A Chinese sonar-equipped vessel, which was recently contracted to assist in the search for missing Malaysia Airlines Flight MH370, is set to leave Australia for its first of three operations in the search area. The news comes as the search for the missing Boeing 777-200 enters its final phase before efforts are called off in June.
Australia’s Joint Agency Coordination Centre said in its latest search update that Chinese vessel Dong Hai Jiu 101 has been testing its Synthetic Aperture Sonar off the west Australian coast in recent days and will drop off personnel, who were embarked only for trials, at the port of Fremantle before departing Thursday for the search area in the southern Indian Ocean.
Three other vessels have been scouring 46,330 square miles of the ocean floor to locate Flight MH370, which went missing on March 8, 2014, with 239 people on board while on its way from Kuala Lumpur to Beijing.
So far, the first and only piece of physical evidence to be recovered from the plane is a flaperon that washed ashore on France's Réunion Island in the Indian Ocean — about 2,300 miles away from the current search area — in July 2015. The multimillion-dollar search for the plane has yielded no concrete clues so far.
On Tuesday, Martin Dolan, head of the Australian Transport Safety Bureau, which is leading the hunt for Flight MH370, said that there is “a possibility” that the search for the missing plane “will not succeed.” Dolan also reportedly said that they are concerned that the search vessels may have missed the plane, which is believed to be resting on the floor of the southern Indian Ocean.
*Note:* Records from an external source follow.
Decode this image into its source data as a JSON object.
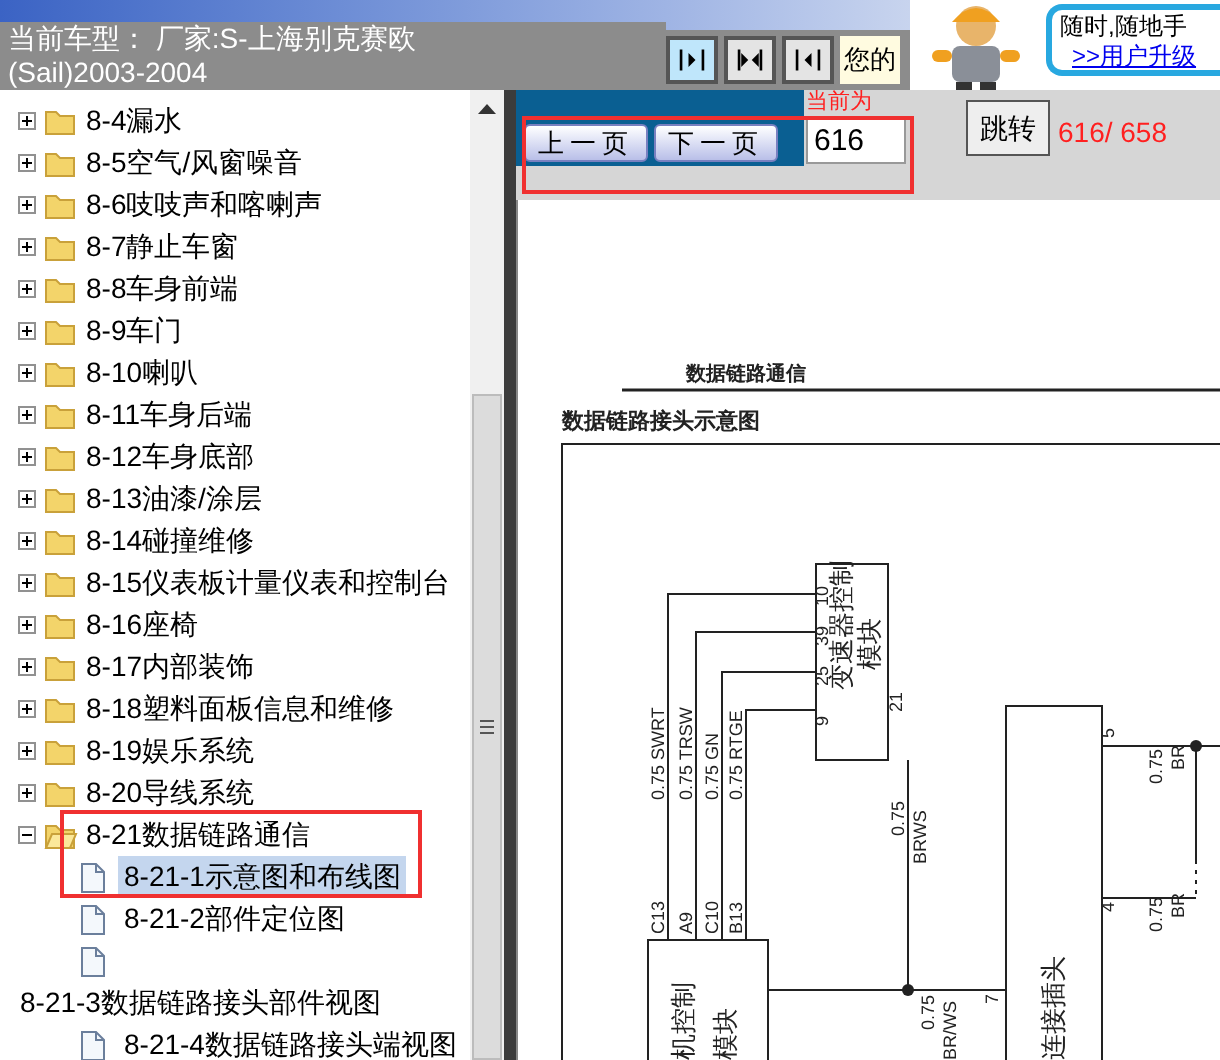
{
  "header": {
    "vehicle": "当前车型：  厂家:S-上海别克赛欧(Sail)2003-2004",
    "view_buttons": [
      {
        "kind": "right",
        "selected": true
      },
      {
        "kind": "both",
        "selected": false
      },
      {
        "kind": "left",
        "selected": false
      }
    ],
    "notice": "您的",
    "ad": {
      "text": "随时,随地手",
      "link": ">>用户升级"
    }
  },
  "tree": {
    "items": [
      {
        "label": "8-4漏水",
        "expanded": false
      },
      {
        "label": "8-5空气/风窗噪音",
        "expanded": false
      },
      {
        "label": "8-6吱吱声和喀喇声",
        "expanded": false
      },
      {
        "label": "8-7静止车窗",
        "expanded": false
      },
      {
        "label": "8-8车身前端",
        "expanded": false
      },
      {
        "label": "8-9车门",
        "expanded": false
      },
      {
        "label": "8-10喇叭",
        "expanded": false
      },
      {
        "label": "8-11车身后端",
        "expanded": false
      },
      {
        "label": "8-12车身底部",
        "expanded": false
      },
      {
        "label": "8-13油漆/涂层",
        "expanded": false
      },
      {
        "label": "8-14碰撞维修",
        "expanded": false
      },
      {
        "label": "8-15仪表板计量仪表和控制台",
        "expanded": false
      },
      {
        "label": "8-16座椅",
        "expanded": false
      },
      {
        "label": "8-17内部装饰",
        "expanded": false
      },
      {
        "label": "8-18塑料面板信息和维修",
        "expanded": false
      },
      {
        "label": "8-19娱乐系统",
        "expanded": false
      },
      {
        "label": "8-20导线系统",
        "expanded": false
      },
      {
        "label": "8-21数据链路通信",
        "expanded": true,
        "children": [
          {
            "kind": "doc",
            "label": "8-21-1示意图和布线图",
            "selected": true
          },
          {
            "kind": "doc",
            "label": "8-21-2部件定位图",
            "selected": false
          },
          {
            "kind": "doc",
            "selected": false
          },
          {
            "kind": "bare",
            "label": "8-21-3数据链路接头部件视图",
            "selected": false
          },
          {
            "kind": "doc",
            "label": "8-21-4数据链路接头端视图",
            "selected": false
          }
        ]
      }
    ]
  },
  "viewer": {
    "prev_button": "上一页",
    "next_button": "下一页",
    "page_label": "当前为",
    "page_input": "616",
    "jump_button": "跳转",
    "page_count": "616/ 658",
    "document": {
      "heading": "数据链路通信",
      "title": "数据链路接头示意图",
      "labels": [
        "变速器控制",
        "模块",
        "10",
        "39",
        "25",
        "9",
        "21",
        "0.75 SWRT",
        "0.75 TRSW",
        "0.75 GN",
        "0.75 RTGE",
        "C13",
        "A9",
        "C10",
        "B13",
        "机控制",
        "模块",
        "0.75",
        "BRWS",
        "0.75",
        "BR/WS",
        "7",
        "连接插头",
        "5",
        "4",
        "0.75",
        "BR",
        "0.75",
        "BR"
      ]
    }
  }
}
Malaysia is reportedly expected to release a report on the second anniversary of the plane’s disappearance on March 8.